_Task directions:_
Go through the entries one line at a time, and gather every line that has the word "TCGB".

Entries from a dataset of interfaces
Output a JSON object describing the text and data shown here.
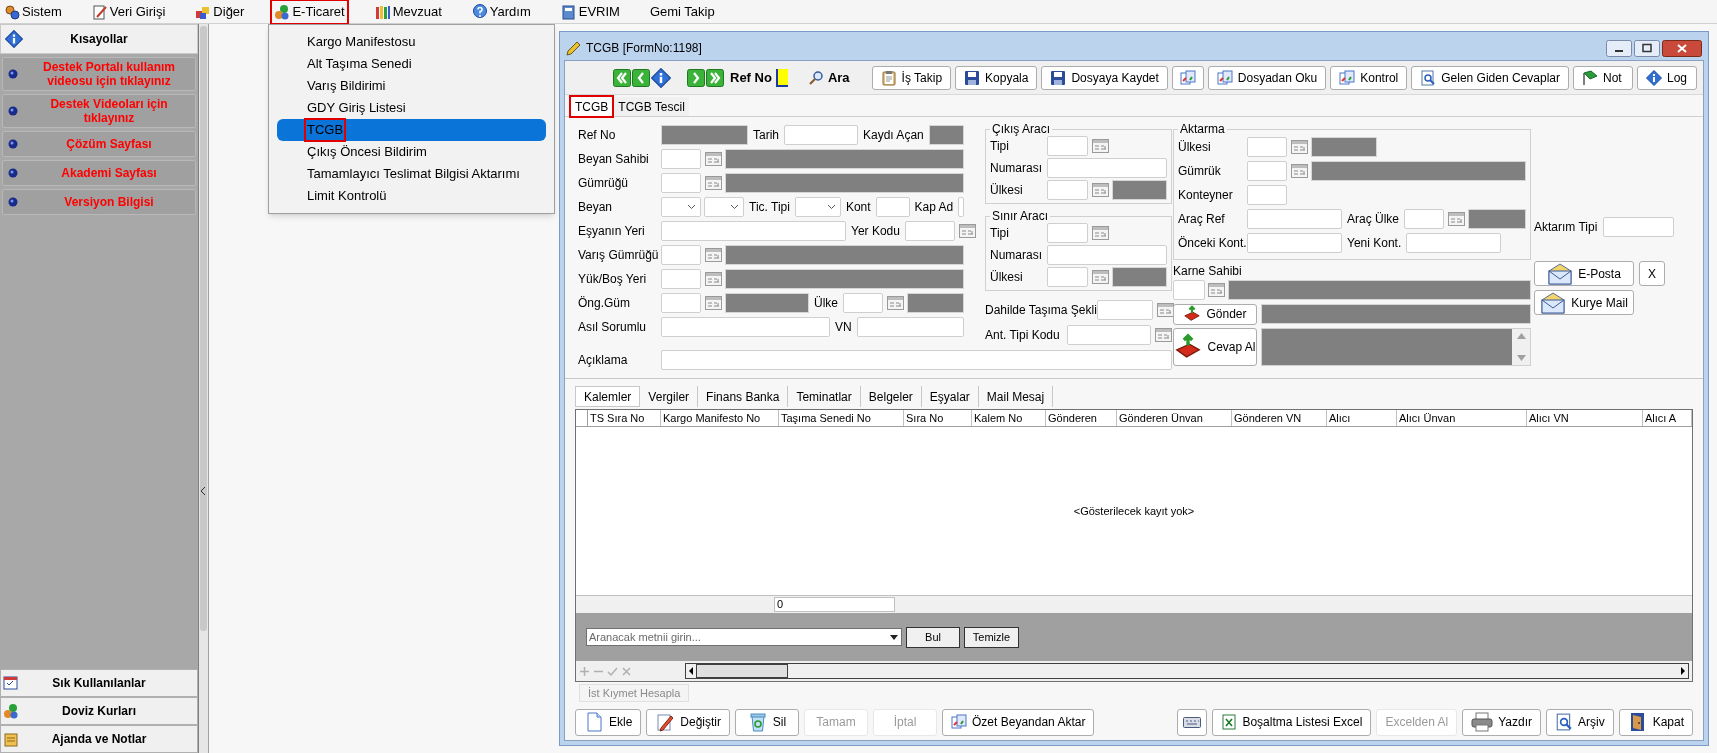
{
  "menu_bar": [
    {
      "label": "Sistem",
      "selected": false
    },
    {
      "label": "Veri Girişi",
      "selected": false
    },
    {
      "label": "Diğer",
      "selected": false
    },
    {
      "label": "E-Ticaret",
      "selected": true
    },
    {
      "label": "Mevzuat",
      "selected": false
    },
    {
      "label": "Yardım",
      "selected": false
    },
    {
      "label": "EVRIM",
      "selected": false
    },
    {
      "label": "Gemi Takip",
      "selected": false
    }
  ],
  "menu_dropdown": [
    {
      "label": "Kargo Manifestosu",
      "selected": false
    },
    {
      "label": "Alt Taşıma Senedi",
      "selected": false
    },
    {
      "label": "Varış Bildirimi",
      "selected": false
    },
    {
      "label": "GDY Giriş Listesi",
      "selected": false
    },
    {
      "label": "TCGB",
      "selected": true
    },
    {
      "label": "Çıkış Öncesi Bildirim",
      "selected": false
    },
    {
      "label": "Tamamlayıcı Teslimat Bilgisi Aktarımı",
      "selected": false
    },
    {
      "label": "Limit Kontrolü",
      "selected": false
    }
  ],
  "sidebar": {
    "title": "Kısayollar",
    "links": [
      "Destek Portalı kullanım videosu için tıklayınız",
      "Destek Videoları için tıklayınız",
      "Çözüm Sayfası",
      "Akademi Sayfası",
      "Versiyon Bilgisi"
    ],
    "sections": [
      "Sık Kullanılanlar",
      "Doviz Kurları",
      "Ajanda ve Notlar"
    ]
  },
  "window": {
    "title": "TCGB [FormNo:1198]"
  },
  "toolbar": {
    "ref_label": "Ref No",
    "search_button": "Ara",
    "buttons": [
      {
        "kind": "labeled",
        "label": "İş Takip"
      },
      {
        "kind": "labeled",
        "label": "Kopyala"
      },
      {
        "kind": "labeled",
        "label": "Dosyaya Kaydet"
      },
      {
        "kind": "icon_only"
      },
      {
        "kind": "labeled",
        "label": "Dosyadan Oku"
      },
      {
        "kind": "labeled",
        "label": "Kontrol"
      },
      {
        "kind": "labeled",
        "label": "Gelen Giden Cevaplar"
      },
      {
        "kind": "labeled",
        "label": "Not"
      },
      {
        "kind": "labeled",
        "label": "Log"
      }
    ]
  },
  "tabs": [
    {
      "label": "TCGB",
      "selected": true
    },
    {
      "label": "TCGB Tescil",
      "selected": false
    }
  ],
  "form": {
    "left_rows": [
      {
        "label": "Ref No",
        "items": [
          {
            "kind": "display"
          },
          {
            "kind": "label",
            "text": "Tarih"
          },
          {
            "kind": "input"
          },
          {
            "kind": "label",
            "text": "Kaydı Açan"
          },
          {
            "kind": "display"
          }
        ]
      },
      {
        "label": "Beyan Sahibi",
        "items": [
          {
            "kind": "lookup"
          },
          {
            "kind": "display"
          }
        ]
      },
      {
        "label": "Gümrüğü",
        "items": [
          {
            "kind": "lookup"
          },
          {
            "kind": "display"
          }
        ]
      },
      {
        "label": "Beyan",
        "items": [
          {
            "kind": "select"
          },
          {
            "kind": "select"
          },
          {
            "kind": "label",
            "text": "Tic. Tipi"
          },
          {
            "kind": "select"
          },
          {
            "kind": "label",
            "text": "Kont"
          },
          {
            "kind": "input"
          },
          {
            "kind": "label",
            "text": "Kap Ad"
          },
          {
            "kind": "input"
          }
        ]
      },
      {
        "label": "Eşyanın Yeri",
        "items": [
          {
            "kind": "input"
          },
          {
            "kind": "label",
            "text": "Yer Kodu"
          },
          {
            "kind": "lookup"
          }
        ]
      },
      {
        "label": "Varış Gümrüğü",
        "items": [
          {
            "kind": "lookup"
          },
          {
            "kind": "display"
          }
        ]
      },
      {
        "label": "Yük/Boş Yeri",
        "items": [
          {
            "kind": "lookup"
          },
          {
            "kind": "display"
          }
        ]
      },
      {
        "label": "Öng.Güm",
        "items": [
          {
            "kind": "lookup"
          },
          {
            "kind": "display"
          },
          {
            "kind": "label",
            "text": "Ülke"
          },
          {
            "kind": "lookup"
          },
          {
            "kind": "display"
          }
        ]
      },
      {
        "label": "Asıl Sorumlu",
        "items": [
          {
            "kind": "input"
          },
          {
            "kind": "label",
            "text": "VN"
          },
          {
            "kind": "input"
          }
        ]
      }
    ],
    "aciklama": {
      "label": "Açıklama"
    },
    "groups": [
      {
        "title": "Çıkış Aracı",
        "rows": [
          {
            "label": "Tipi",
            "items": [
              {
                "kind": "lookup"
              }
            ]
          },
          {
            "label": "Numarası",
            "items": [
              {
                "kind": "input"
              }
            ]
          },
          {
            "label": "Ülkesi",
            "items": [
              {
                "kind": "lookup"
              },
              {
                "kind": "display"
              }
            ]
          }
        ]
      },
      {
        "title": "Sınır Aracı",
        "rows": [
          {
            "label": "Tipi",
            "items": [
              {
                "kind": "lookup"
              }
            ]
          },
          {
            "label": "Numarası",
            "items": [
              {
                "kind": "input"
              }
            ]
          },
          {
            "label": "Ülkesi",
            "items": [
              {
                "kind": "lookup"
              },
              {
                "kind": "display"
              }
            ]
          }
        ]
      }
    ],
    "transport_rows": [
      {
        "label": "Dahilde Taşıma Şekli",
        "items": [
          {
            "kind": "lookup"
          }
        ]
      },
      {
        "label": "Ant. Tipi Kodu",
        "items": [
          {
            "kind": "lookup"
          }
        ]
      }
    ],
    "aktarma": {
      "title": "Aktarma",
      "rows": [
        {
          "label": "Ülkesi",
          "items": [
            {
              "kind": "lookup"
            },
            {
              "kind": "display"
            }
          ]
        },
        {
          "label": "Gümrük",
          "items": [
            {
              "kind": "lookup"
            },
            {
              "kind": "display"
            }
          ]
        },
        {
          "label": "Konteyner",
          "items": [
            {
              "kind": "input"
            }
          ]
        },
        {
          "label": "Araç Ref",
          "items": [
            {
              "kind": "input"
            },
            {
              "kind": "label",
              "text": "Araç Ülke"
            },
            {
              "kind": "lookup"
            },
            {
              "kind": "display"
            }
          ]
        },
        {
          "label": "Önceki Kont.",
          "items": [
            {
              "kind": "input"
            },
            {
              "kind": "label",
              "text": "Yeni Kont."
            },
            {
              "kind": "input"
            }
          ]
        }
      ]
    },
    "karne_sahibi": "Karne Sahibi",
    "send_button": "Gönder",
    "receive_button": "Cevap Al",
    "aktarim_tipi": "Aktarım Tipi",
    "email_button": "E-Posta",
    "remove_button": "X",
    "courier_button": "Kurye Mail"
  },
  "detail_tabs": [
    {
      "label": "Kalemler",
      "selected": true
    },
    {
      "label": "Vergiler",
      "selected": false
    },
    {
      "label": "Finans Banka",
      "selected": false
    },
    {
      "label": "Teminatlar",
      "selected": false
    },
    {
      "label": "Belgeler",
      "selected": false
    },
    {
      "label": "Eşyalar",
      "selected": false
    },
    {
      "label": "Mail Mesaj",
      "selected": false
    }
  ],
  "grid": {
    "columns": [
      "TS Sıra No",
      "Kargo Manifesto No",
      "Taşıma Senedi No",
      "Sıra No",
      "Kalem No",
      "Gönderen",
      "Gönderen Ünvan",
      "Gönderen VN",
      "Alıcı",
      "Alıcı Ünvan",
      "Alıcı VN",
      "Alıcı A"
    ],
    "empty_text": "<Gösterilecek kayıt yok>",
    "summary": "0"
  },
  "search": {
    "placeholder": "Aranacak metnii girin...",
    "find_button": "Bul",
    "clear_button": "Temizle"
  },
  "value_button": {
    "label": "İst Kıymet Hesapla",
    "disabled": true
  },
  "bottom_buttons": [
    {
      "kind": "labeled",
      "label": "Ekle",
      "disabled": false
    },
    {
      "kind": "labeled",
      "label": "Değiştir",
      "disabled": false
    },
    {
      "kind": "labeled",
      "label": "Sil",
      "disabled": false
    },
    {
      "kind": "labeled",
      "label": "Tamam",
      "disabled": true
    },
    {
      "kind": "labeled",
      "label": "İptal",
      "disabled": true
    },
    {
      "kind": "labeled",
      "label": "Özet Beyandan Aktar",
      "disabled": false
    },
    {
      "kind": "icon_only",
      "disabled": false
    },
    {
      "kind": "labeled",
      "label": "Boşaltma Listesi Excel",
      "disabled": false
    },
    {
      "kind": "labeled",
      "label": "Excelden Al",
      "disabled": true
    },
    {
      "kind": "labeled",
      "label": "Yazdır",
      "disabled": false
    },
    {
      "kind": "labeled",
      "label": "Arşiv",
      "disabled": false
    },
    {
      "kind": "labeled",
      "label": "Kapat",
      "disabled": false
    }
  ]
}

_Exercise answer:_
      "label": "TCGB",
    "title": "TCGB [FormNo:1198]"
      "label": "TCGB",
      "label": "TCGB Tescil",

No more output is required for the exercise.